Now I've got to figure out how to make the moai "move" in a physical realistic way. That is going to take learning a lot more about Autodesk 3ds Max - which is insanely complicated and probably vast overkill for what I'm trying to do (but, for 30days at least, it's free to try).

Using Autodesk 3ds Max, however, I can calculate the center of mass, though. This tells me, as I expected, that center of mass is forward, towards the leading edge of the bottom. The center of gravity is not, as I was thinking, low. In fact, the center is precisely in the middle of the moai. Why is this?

I think the answer is because that is where you would want it to be if you were going to "walk" the moai across the landscape in the inverted pendulum model. If you put the center of mass low, you would have a stable object, but rocking the object would take a great deal more energy since you'd have to move the top quite a bit before the low center of mass moved at all (imagine what would happen if it was a cone and the COM was basically even to the ground). Putting it higher allows the minimum amount of investment in tilting the object to get it to move. But if you put it too high, it would be really unstable and more likely to fall over. So the best solution, is to put it right in the middle.

Of course, this placement makes no sense at all if you moved the statue while it was horizontal and on a bunch of logs (as many might claim). In fact you'd probably want to have the center of mass closer to base to making standing it up easier. That way, you would have to invest the minimum amount of effort getting it tilted up before it "rights itself." Another clue to moai transport.

Thursday, August 20, 2009

Moai Models

One of my goals this summer was produce volumetric models for moai in order to determine center of mass and other physical parameters. Although $100K provides one the funds to purchase a 3D laser scanner, my approach was to do this using nothing more than a camera and photosynth. Using 100s of photos,, a point cloud extractor and some mesh editing software, this turned out to be laborious but possible. As a first step, I started with this photosynth of a statue that stands on a small ahu just a little ways from Tongariki.  

You will need to install a VRML plugin on your machine (see: or (much preferred - MeshLab for which there is a mac, linux and windows version). But when you do, check out: or (and install MeshLab from

I went from this (note that all the photos in the synth were taken in portrait mode and photosynth was unable to reconcile that fact with the landscape).


to this:


Tuesday, August 18, 2009

Zombies, Math and Modeling

Given the imminent threat of a zombie outbreak, it is good to know that some mathematicians/epidemiologists are taking zombies seriously. In Munz et al (2009) "WHEN ZOMBIES ATTACK!: MATHEMATICAL MODELLING OF AN OUTBREAK OF ZOMBIE INFECTION" recently published in an edited volume (Infectious Disease Modelling Research Progress) [and yes, the last author's last name really has a question mark at the end. see: ). According to their model, only quick aggressive attacks have a chance of staving off the end of the world. The abstract describes it all:

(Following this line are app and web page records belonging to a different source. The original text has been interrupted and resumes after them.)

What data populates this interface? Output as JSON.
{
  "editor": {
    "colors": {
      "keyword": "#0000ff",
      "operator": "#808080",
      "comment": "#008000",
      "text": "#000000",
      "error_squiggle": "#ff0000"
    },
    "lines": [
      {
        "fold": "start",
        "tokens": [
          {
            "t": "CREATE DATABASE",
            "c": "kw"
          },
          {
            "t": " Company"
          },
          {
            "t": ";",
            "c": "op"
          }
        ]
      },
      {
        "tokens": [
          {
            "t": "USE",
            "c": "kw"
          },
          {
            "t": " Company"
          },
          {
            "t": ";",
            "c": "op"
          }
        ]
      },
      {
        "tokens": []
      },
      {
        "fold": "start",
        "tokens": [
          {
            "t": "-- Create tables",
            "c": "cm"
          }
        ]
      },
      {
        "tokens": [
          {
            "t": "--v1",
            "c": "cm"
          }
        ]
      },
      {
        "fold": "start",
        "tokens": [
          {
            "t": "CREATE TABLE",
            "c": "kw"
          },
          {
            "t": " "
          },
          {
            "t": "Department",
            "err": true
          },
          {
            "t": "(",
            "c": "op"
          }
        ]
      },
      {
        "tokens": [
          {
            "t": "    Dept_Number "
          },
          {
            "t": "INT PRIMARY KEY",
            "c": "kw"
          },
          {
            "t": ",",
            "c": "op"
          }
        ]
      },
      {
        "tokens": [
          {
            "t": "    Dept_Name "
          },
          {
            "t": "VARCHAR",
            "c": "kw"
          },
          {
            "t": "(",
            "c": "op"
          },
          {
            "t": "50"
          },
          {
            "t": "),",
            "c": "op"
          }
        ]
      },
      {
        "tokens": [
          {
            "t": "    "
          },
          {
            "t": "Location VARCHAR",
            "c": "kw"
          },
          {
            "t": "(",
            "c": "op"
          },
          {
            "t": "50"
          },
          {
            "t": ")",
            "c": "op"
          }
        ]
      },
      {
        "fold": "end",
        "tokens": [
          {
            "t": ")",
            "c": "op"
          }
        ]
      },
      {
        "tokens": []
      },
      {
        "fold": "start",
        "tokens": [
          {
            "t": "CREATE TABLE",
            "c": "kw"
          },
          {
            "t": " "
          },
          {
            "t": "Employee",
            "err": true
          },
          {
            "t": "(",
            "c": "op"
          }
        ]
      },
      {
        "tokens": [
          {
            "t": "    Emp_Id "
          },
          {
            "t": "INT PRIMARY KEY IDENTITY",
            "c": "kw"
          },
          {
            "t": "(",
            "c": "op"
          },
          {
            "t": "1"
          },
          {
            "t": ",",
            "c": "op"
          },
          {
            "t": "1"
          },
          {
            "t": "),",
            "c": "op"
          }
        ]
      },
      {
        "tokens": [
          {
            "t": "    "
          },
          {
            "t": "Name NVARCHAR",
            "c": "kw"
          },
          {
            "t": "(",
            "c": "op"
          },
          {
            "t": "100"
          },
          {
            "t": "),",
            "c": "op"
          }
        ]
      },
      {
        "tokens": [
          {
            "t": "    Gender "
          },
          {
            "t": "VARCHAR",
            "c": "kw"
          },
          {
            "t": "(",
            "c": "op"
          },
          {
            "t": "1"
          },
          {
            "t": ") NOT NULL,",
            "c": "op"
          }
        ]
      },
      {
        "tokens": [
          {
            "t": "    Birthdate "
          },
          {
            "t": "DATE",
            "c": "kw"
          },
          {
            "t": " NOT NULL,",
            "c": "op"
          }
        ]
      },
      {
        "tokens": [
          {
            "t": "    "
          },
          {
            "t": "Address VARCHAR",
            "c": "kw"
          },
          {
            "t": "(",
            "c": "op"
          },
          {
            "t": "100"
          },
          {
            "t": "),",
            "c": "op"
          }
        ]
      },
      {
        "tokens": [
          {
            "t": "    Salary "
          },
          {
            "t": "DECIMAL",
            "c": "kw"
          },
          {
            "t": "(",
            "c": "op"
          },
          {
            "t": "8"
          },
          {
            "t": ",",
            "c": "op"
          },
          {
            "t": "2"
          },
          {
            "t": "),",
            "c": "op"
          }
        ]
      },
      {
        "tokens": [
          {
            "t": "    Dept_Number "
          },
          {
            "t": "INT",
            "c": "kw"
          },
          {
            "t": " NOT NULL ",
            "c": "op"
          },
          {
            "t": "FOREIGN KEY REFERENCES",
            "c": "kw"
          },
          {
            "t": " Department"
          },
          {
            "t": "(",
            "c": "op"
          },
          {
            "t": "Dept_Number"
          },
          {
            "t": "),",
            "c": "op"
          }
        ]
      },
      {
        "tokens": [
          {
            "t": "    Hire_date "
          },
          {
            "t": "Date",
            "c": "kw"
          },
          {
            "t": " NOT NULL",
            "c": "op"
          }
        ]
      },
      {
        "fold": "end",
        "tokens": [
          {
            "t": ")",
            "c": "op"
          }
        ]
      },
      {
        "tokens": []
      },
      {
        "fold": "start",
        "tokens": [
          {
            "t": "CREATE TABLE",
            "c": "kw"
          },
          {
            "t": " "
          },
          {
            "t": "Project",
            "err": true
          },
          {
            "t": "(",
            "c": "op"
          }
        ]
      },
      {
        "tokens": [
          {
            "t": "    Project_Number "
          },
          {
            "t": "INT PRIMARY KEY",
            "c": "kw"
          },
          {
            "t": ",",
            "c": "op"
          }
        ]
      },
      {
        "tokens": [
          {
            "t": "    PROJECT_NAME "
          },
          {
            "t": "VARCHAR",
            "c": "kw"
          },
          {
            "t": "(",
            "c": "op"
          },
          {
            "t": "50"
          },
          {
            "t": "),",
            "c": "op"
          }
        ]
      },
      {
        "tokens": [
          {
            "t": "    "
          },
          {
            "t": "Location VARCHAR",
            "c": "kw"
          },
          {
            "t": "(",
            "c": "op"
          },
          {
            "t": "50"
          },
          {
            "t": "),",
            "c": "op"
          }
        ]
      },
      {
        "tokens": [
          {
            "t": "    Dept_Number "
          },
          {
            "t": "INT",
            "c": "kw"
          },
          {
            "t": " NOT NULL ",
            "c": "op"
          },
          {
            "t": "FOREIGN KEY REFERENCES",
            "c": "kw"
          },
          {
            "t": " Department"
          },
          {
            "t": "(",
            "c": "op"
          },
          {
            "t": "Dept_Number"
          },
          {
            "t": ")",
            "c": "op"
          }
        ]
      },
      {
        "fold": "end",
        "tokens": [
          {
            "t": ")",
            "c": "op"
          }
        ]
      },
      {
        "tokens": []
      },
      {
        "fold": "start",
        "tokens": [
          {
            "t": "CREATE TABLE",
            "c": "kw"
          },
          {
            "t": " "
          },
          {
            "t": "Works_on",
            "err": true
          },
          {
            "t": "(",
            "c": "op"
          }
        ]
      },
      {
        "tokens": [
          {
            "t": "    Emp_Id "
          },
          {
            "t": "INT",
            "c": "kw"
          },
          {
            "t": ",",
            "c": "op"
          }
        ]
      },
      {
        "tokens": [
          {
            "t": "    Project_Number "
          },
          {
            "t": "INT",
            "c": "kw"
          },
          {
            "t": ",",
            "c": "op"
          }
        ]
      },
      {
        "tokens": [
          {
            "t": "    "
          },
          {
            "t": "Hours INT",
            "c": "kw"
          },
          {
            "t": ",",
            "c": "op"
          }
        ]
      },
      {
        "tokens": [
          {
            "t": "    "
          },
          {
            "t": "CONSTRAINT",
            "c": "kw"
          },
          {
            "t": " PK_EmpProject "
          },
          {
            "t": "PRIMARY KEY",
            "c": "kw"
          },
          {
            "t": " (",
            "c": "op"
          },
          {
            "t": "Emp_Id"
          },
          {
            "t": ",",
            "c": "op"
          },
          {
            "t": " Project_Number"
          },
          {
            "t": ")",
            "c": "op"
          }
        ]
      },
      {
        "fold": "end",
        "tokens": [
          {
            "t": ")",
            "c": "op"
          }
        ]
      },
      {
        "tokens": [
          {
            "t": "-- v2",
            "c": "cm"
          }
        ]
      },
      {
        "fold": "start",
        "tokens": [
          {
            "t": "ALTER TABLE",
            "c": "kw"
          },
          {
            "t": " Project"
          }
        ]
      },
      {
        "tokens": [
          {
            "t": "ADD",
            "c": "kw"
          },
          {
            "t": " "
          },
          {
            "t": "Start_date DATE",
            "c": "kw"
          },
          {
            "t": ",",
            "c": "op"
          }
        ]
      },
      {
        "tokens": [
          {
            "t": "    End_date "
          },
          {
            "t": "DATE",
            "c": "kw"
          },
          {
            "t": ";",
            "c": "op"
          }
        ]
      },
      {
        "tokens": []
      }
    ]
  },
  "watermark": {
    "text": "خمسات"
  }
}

Zombies are a popular figure in pop culture/entertainment and they are usually

portrayed as being brought about through an outbreak or epidemic. Consequently,

we model a zombie attack, using biological assumptions based on popular zombie

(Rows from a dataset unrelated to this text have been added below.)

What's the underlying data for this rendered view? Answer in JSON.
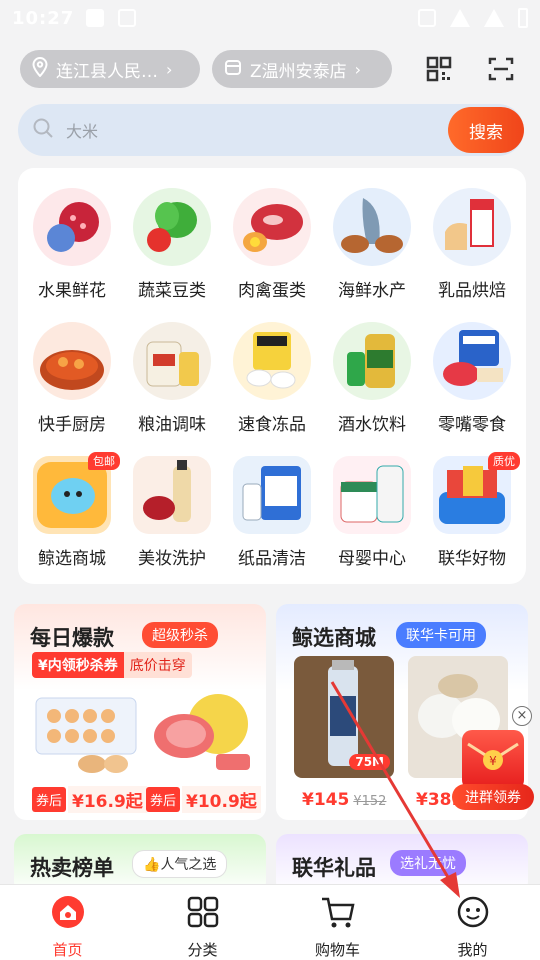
{
  "status_bar": {
    "time": "10:27"
  },
  "location": {
    "address": "连江县人民…",
    "store": "Z温州安泰店"
  },
  "search": {
    "placeholder": "大米",
    "button": "搜索"
  },
  "categories": [
    {
      "label": "水果鲜花",
      "icon": "fruit-flower-icon"
    },
    {
      "label": "蔬菜豆类",
      "icon": "vegetable-icon"
    },
    {
      "label": "肉禽蛋类",
      "icon": "meat-egg-icon"
    },
    {
      "label": "海鲜水产",
      "icon": "seafood-icon"
    },
    {
      "label": "乳品烘焙",
      "icon": "dairy-bakery-icon"
    },
    {
      "label": "快手厨房",
      "icon": "quick-kitchen-icon"
    },
    {
      "label": "粮油调味",
      "icon": "grain-oil-icon"
    },
    {
      "label": "速食冻品",
      "icon": "frozen-food-icon"
    },
    {
      "label": "酒水饮料",
      "icon": "drinks-icon"
    },
    {
      "label": "零嘴零食",
      "icon": "snacks-icon"
    },
    {
      "label": "鲸选商城",
      "icon": "whale-mall-icon",
      "badge": "包邮"
    },
    {
      "label": "美妆洗护",
      "icon": "beauty-icon"
    },
    {
      "label": "纸品清洁",
      "icon": "paper-cleaning-icon"
    },
    {
      "label": "母婴中心",
      "icon": "baby-icon"
    },
    {
      "label": "联华好物",
      "icon": "lianhua-icon",
      "badge": "质优"
    }
  ],
  "promo": {
    "daily": {
      "title": "每日爆款",
      "tag": "超级秒杀",
      "coupon_a": "¥内领秒杀券",
      "coupon_b": "底价击穿",
      "price_label": "券后",
      "price1": "¥16.9起",
      "price2": "¥10.9起"
    },
    "whale": {
      "title": "鲸选商城",
      "tag": "联华卡可用",
      "price1": "¥145",
      "price1_old": "¥152",
      "price2": "¥38.",
      "volume_badge": "75M"
    },
    "hot": {
      "title": "热卖榜单",
      "tag": "人气之选"
    },
    "gift": {
      "title": "联华礼品",
      "tag": "选礼无忧"
    }
  },
  "floating": {
    "button": "进群领券",
    "close": "×"
  },
  "nav": [
    {
      "label": "首页",
      "icon": "home-icon",
      "active": true
    },
    {
      "label": "分类",
      "icon": "category-grid-icon",
      "active": false
    },
    {
      "label": "购物车",
      "icon": "cart-icon",
      "active": false
    },
    {
      "label": "我的",
      "icon": "profile-icon",
      "active": false
    }
  ],
  "colors": {
    "accent": "#ff3b30",
    "search_bg": "#dde7f4",
    "pill_bg": "#c9c9cc"
  }
}
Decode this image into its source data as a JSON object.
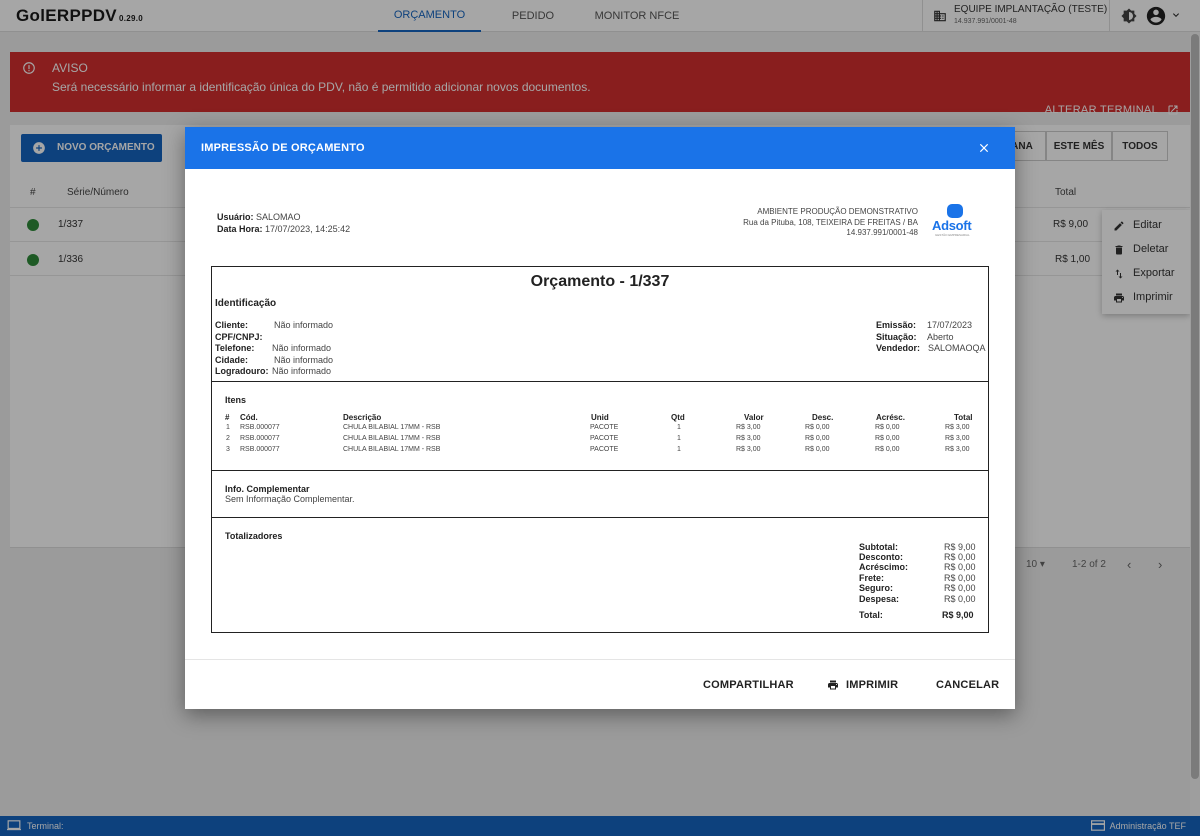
{
  "brand": {
    "name": "GolERPPDV",
    "version": "0.29.0"
  },
  "nav": {
    "tabs": [
      "ORÇAMENTO",
      "PEDIDO",
      "MONITOR NFCE"
    ]
  },
  "company": {
    "name": "EQUIPE IMPLANTAÇÃO (TESTE)",
    "cnpj": "14.937.991/0001-48"
  },
  "alert": {
    "title": "AVISO",
    "message": "Será necessário informar a identificação única do PDV, não é permitido adicionar novos documentos.",
    "action": "ALTERAR TERMINAL"
  },
  "list": {
    "new_button": "NOVO ORÇAMENTO",
    "filters": [
      "ANA",
      "ESTE MÊS",
      "TODOS"
    ],
    "columns": {
      "num": "#",
      "serie": "Série/Número",
      "total": "Total"
    },
    "rows": [
      {
        "serie": "1/337",
        "total": "R$ 9,00"
      },
      {
        "serie": "1/336",
        "total": "R$ 1,00"
      }
    ],
    "per_page": "10",
    "range": "1-2 of 2"
  },
  "context_menu": [
    "Editar",
    "Deletar",
    "Exportar",
    "Imprimir"
  ],
  "modal": {
    "title": "IMPRESSÃO DE ORÇAMENTO",
    "header": {
      "usuario_label": "Usuário:",
      "usuario": "SALOMAO",
      "datahora_label": "Data Hora:",
      "datahora": "17/07/2023, 14:25:42",
      "empresa": "AMBIENTE PRODUÇÃO DEMONSTRATIVO",
      "endereco": "Rua da Pituba, 108, TEIXEIRA DE FREITAS / BA",
      "cnpj": "14.937.991/0001-48",
      "logo_text": "Adsoft",
      "logo_sub": "GESTÃO EMPRESARIAL"
    },
    "doc_title": "Orçamento - 1/337",
    "ident": {
      "heading": "Identificação",
      "left": [
        {
          "label": "Cliente:",
          "value": "Não informado"
        },
        {
          "label": "CPF/CNPJ:",
          "value": ""
        },
        {
          "label": "Telefone:",
          "value": "Não informado"
        },
        {
          "label": "Cidade:",
          "value": "Não informado"
        },
        {
          "label": "Logradouro:",
          "value": "Não informado"
        }
      ],
      "right": [
        {
          "label": "Emissão:",
          "value": "17/07/2023"
        },
        {
          "label": "Situação:",
          "value": "Aberto"
        },
        {
          "label": "Vendedor:",
          "value": "SALOMAOQA"
        }
      ]
    },
    "items": {
      "heading": "Itens",
      "columns": [
        "#",
        "Cód.",
        "Descrição",
        "Unid",
        "Qtd",
        "Valor",
        "Desc.",
        "Acrésc.",
        "Total"
      ],
      "rows": [
        [
          "1",
          "RSB.000077",
          "CHULA BILABIAL 17MM - RSB",
          "PACOTE",
          "1",
          "R$ 3,00",
          "R$ 0,00",
          "R$ 0,00",
          "R$ 3,00"
        ],
        [
          "2",
          "RSB.000077",
          "CHULA BILABIAL 17MM - RSB",
          "PACOTE",
          "1",
          "R$ 3,00",
          "R$ 0,00",
          "R$ 0,00",
          "R$ 3,00"
        ],
        [
          "3",
          "RSB.000077",
          "CHULA BILABIAL 17MM - RSB",
          "PACOTE",
          "1",
          "R$ 3,00",
          "R$ 0,00",
          "R$ 0,00",
          "R$ 3,00"
        ]
      ]
    },
    "info": {
      "heading": "Info. Complementar",
      "text": "Sem Informação Complementar."
    },
    "totals": {
      "heading": "Totalizadores",
      "rows": [
        {
          "label": "Subtotal:",
          "value": "R$ 9,00"
        },
        {
          "label": "Desconto:",
          "value": "R$ 0,00"
        },
        {
          "label": "Acréscimo:",
          "value": "R$ 0,00"
        },
        {
          "label": "Frete:",
          "value": "R$ 0,00"
        },
        {
          "label": "Seguro:",
          "value": "R$ 0,00"
        },
        {
          "label": "Despesa:",
          "value": "R$ 0,00"
        }
      ],
      "total_label": "Total:",
      "total_value": "R$ 9,00"
    },
    "buttons": {
      "share": "COMPARTILHAR",
      "print": "IMPRIMIR",
      "cancel": "CANCELAR"
    }
  },
  "footer": {
    "left": "Terminal:",
    "right": "Administração TEF"
  },
  "colors": {
    "primary": "#1565c0",
    "modal_header": "#1a73e8",
    "alert": "#d32f2f",
    "status_ok": "#2e8b3a"
  }
}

movies. We introduce a basic model for zombie infection, determine equilibria and

their stability, and illustrate the outcome with numerical solutions. We then refine the

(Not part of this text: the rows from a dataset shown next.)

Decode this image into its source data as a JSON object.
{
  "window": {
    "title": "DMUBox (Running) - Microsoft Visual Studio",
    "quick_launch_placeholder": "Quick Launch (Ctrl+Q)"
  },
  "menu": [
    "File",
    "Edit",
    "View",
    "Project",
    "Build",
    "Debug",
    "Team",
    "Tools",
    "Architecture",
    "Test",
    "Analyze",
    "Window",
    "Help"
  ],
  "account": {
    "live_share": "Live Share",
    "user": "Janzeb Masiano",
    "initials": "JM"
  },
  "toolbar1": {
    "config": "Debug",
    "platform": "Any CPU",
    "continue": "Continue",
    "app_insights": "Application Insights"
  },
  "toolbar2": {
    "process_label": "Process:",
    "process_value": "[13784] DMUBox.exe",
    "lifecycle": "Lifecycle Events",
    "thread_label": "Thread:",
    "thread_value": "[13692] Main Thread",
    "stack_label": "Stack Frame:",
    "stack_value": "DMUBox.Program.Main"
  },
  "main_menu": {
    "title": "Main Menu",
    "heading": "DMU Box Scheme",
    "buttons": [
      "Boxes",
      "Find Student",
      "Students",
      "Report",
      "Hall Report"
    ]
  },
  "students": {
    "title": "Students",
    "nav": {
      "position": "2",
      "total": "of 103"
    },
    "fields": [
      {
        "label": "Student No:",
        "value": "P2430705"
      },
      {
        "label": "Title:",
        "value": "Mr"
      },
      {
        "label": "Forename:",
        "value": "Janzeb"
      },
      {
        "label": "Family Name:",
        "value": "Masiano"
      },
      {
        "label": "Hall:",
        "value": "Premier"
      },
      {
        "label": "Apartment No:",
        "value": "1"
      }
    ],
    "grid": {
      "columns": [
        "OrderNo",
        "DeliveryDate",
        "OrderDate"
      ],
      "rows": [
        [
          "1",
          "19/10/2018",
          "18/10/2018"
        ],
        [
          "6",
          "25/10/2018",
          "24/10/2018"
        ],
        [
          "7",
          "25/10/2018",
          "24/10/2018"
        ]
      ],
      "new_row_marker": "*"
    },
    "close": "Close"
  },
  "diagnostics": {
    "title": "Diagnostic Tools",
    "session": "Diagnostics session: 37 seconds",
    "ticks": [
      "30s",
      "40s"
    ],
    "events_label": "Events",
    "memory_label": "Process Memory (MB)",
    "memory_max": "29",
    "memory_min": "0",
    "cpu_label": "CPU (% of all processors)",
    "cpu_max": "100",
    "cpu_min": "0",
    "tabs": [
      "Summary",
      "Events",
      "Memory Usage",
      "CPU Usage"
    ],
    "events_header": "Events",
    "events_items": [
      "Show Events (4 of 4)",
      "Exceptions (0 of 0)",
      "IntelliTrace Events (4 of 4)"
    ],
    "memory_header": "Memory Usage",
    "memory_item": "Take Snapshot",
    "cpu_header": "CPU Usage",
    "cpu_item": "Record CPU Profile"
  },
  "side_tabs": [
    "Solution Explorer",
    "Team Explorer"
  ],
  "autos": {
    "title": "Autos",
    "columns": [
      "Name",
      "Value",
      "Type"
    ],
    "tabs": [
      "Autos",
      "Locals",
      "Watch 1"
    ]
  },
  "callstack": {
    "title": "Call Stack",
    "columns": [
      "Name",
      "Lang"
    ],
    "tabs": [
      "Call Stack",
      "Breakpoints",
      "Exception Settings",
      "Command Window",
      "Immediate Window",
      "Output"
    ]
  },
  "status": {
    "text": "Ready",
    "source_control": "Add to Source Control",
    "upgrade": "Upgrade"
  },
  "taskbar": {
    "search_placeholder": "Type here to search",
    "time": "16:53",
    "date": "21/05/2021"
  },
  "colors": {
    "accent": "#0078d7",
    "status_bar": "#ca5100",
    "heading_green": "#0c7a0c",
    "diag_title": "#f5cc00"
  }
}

model to introduce a latent period of zombification, whereby humans are infected, but

not infectious, before becoming undead. We then modify the model to include the

effects of possible quarantine or a cure. Finally, we examine the impact of regular,

impulsive reductions in the number of zombies and derive conditions under which

eradication can occur. We show that only quick, aggressive attacks can stave off the

doomsday scenario: the collapse of society as zombies overtake us all.

This graph says it all: